— Problem description —
If a line in the data below contains "object", copy it.

(Dataset begins)

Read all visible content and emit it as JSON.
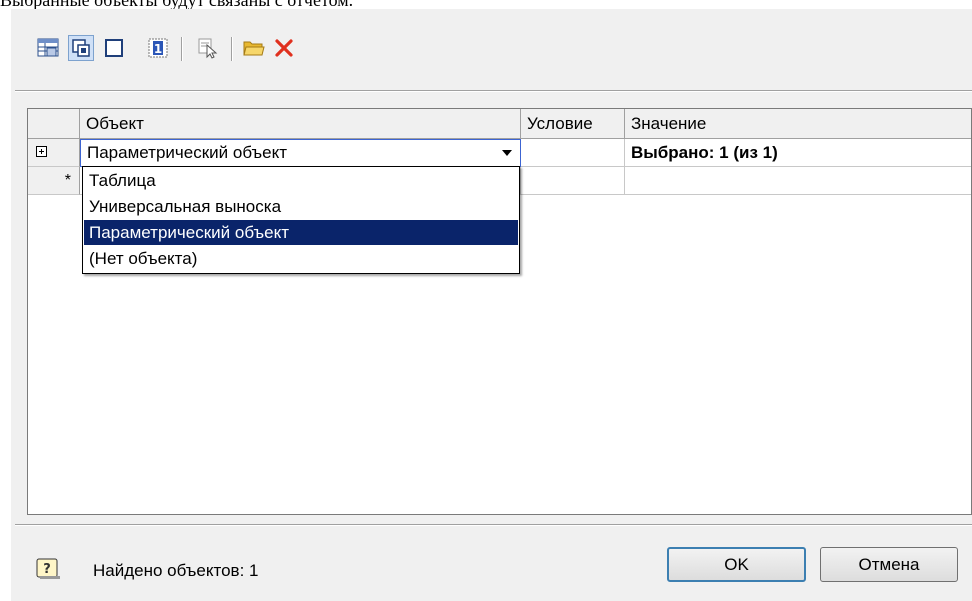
{
  "header": {
    "text": "Выбранные объекты будут связаны с отчетом."
  },
  "toolbar": {
    "icons": [
      "table-icon",
      "parametric-object-icon",
      "rectangle-icon",
      "number-one-icon",
      "select-object-icon",
      "open-folder-icon",
      "delete-icon"
    ]
  },
  "grid": {
    "columns": {
      "object": "Объект",
      "condition": "Условие",
      "value": "Значение"
    },
    "row": {
      "object": "Параметрический объект",
      "condition": "",
      "value": "Выбрано: 1 (из 1)"
    },
    "new_row_marker": "*"
  },
  "dropdown": {
    "options": [
      "Таблица",
      "Универсальная выноска",
      "Параметрический объект",
      "(Нет объекта)"
    ],
    "selected_index": 2
  },
  "status": {
    "text": "Найдено объектов: 1",
    "icon": "help-icon"
  },
  "buttons": {
    "ok": "OK",
    "cancel": "Отмена"
  },
  "colors": {
    "selection": "#0a246a",
    "focus_border": "#3c64d2",
    "delete": "#e0301e",
    "folder": "#e8b830"
  }
}
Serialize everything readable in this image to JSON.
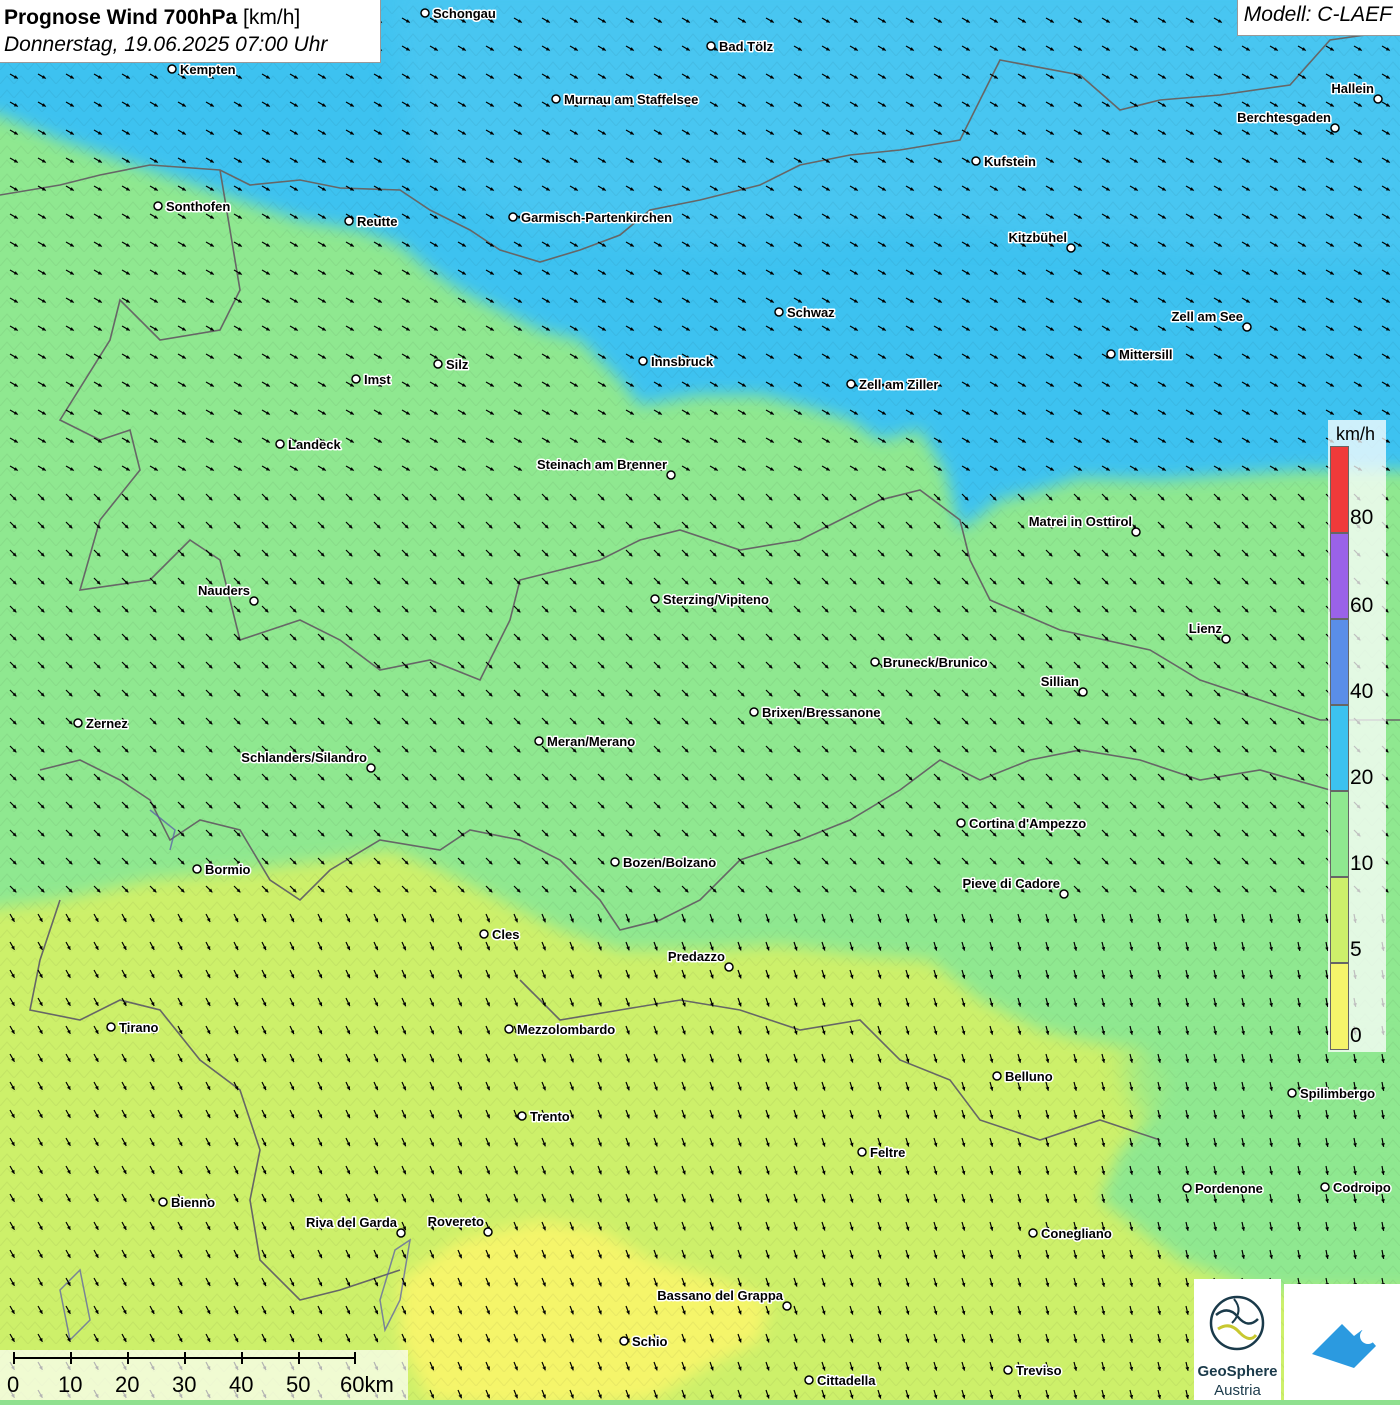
{
  "title": {
    "main_bold": "Prognose Wind 700hPa",
    "unit": "[km/h]",
    "date": "Donnerstag, 19.06.2025 07:00 Uhr"
  },
  "model_label": "Modell: C-LAEF",
  "legend": {
    "unit": "km/h",
    "labels": [
      "80",
      "60",
      "40",
      "20",
      "10",
      "5",
      "0"
    ],
    "colors": {
      "0": "#f5f56b",
      "5": "#cdf06b",
      "10": "#8fe890",
      "20": "#3cc2f0",
      "40": "#5a8ee8",
      "60": "#9a62e8",
      "80": "#f03a3a",
      "above": "#c0ecf8"
    }
  },
  "scale_bar": {
    "labels": [
      "0",
      "10",
      "20",
      "30",
      "40",
      "50",
      "60km"
    ]
  },
  "cities": [
    {
      "name": "Schongau"
    },
    {
      "name": "Bad Tölz"
    },
    {
      "name": "Kempten"
    },
    {
      "name": "Murnau am Staffelsee"
    },
    {
      "name": "Hallein"
    },
    {
      "name": "Berchtesgaden"
    },
    {
      "name": "Kufstein"
    },
    {
      "name": "Sonthofen"
    },
    {
      "name": "Reutte"
    },
    {
      "name": "Garmisch-Partenkirchen"
    },
    {
      "name": "Kitzbühel"
    },
    {
      "name": "Schwaz"
    },
    {
      "name": "Zell am See"
    },
    {
      "name": "Mittersill"
    },
    {
      "name": "Silz"
    },
    {
      "name": "Innsbruck"
    },
    {
      "name": "Imst"
    },
    {
      "name": "Zell am Ziller"
    },
    {
      "name": "Landeck"
    },
    {
      "name": "Steinach am Brenner"
    },
    {
      "name": "Matrei in Osttirol"
    },
    {
      "name": "Nauders"
    },
    {
      "name": "Sterzing/Vipiteno"
    },
    {
      "name": "Lienz"
    },
    {
      "name": "Bruneck/Brunico"
    },
    {
      "name": "Sillian"
    },
    {
      "name": "Zernez"
    },
    {
      "name": "Brixen/Bressanone"
    },
    {
      "name": "Meran/Merano"
    },
    {
      "name": "Schlanders/Silandro"
    },
    {
      "name": "Cortina d'Ampezzo"
    },
    {
      "name": "Bozen/Bolzano"
    },
    {
      "name": "Bormio"
    },
    {
      "name": "Pieve di Cadore"
    },
    {
      "name": "Cles"
    },
    {
      "name": "Predazzo"
    },
    {
      "name": "Tirano"
    },
    {
      "name": "Mezzolombardo"
    },
    {
      "name": "Belluno"
    },
    {
      "name": "Spilimbergo"
    },
    {
      "name": "Trento"
    },
    {
      "name": "Feltre"
    },
    {
      "name": "Pordenone"
    },
    {
      "name": "Codroipo"
    },
    {
      "name": "Bienno"
    },
    {
      "name": "Riva del Garda"
    },
    {
      "name": "Rovereto"
    },
    {
      "name": "Conegliano"
    },
    {
      "name": "Bassano del Grappa"
    },
    {
      "name": "Schio"
    },
    {
      "name": "Treviso"
    },
    {
      "name": "Cittadella"
    }
  ],
  "logos": {
    "geosphere_line1": "GeoSphere",
    "geosphere_line2": "Austria"
  }
}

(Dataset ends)

— Result of this task —
      "parametric-object-icon",
      "select-object-icon",
      "object": "Объект",
      "object": "Параметрический объект",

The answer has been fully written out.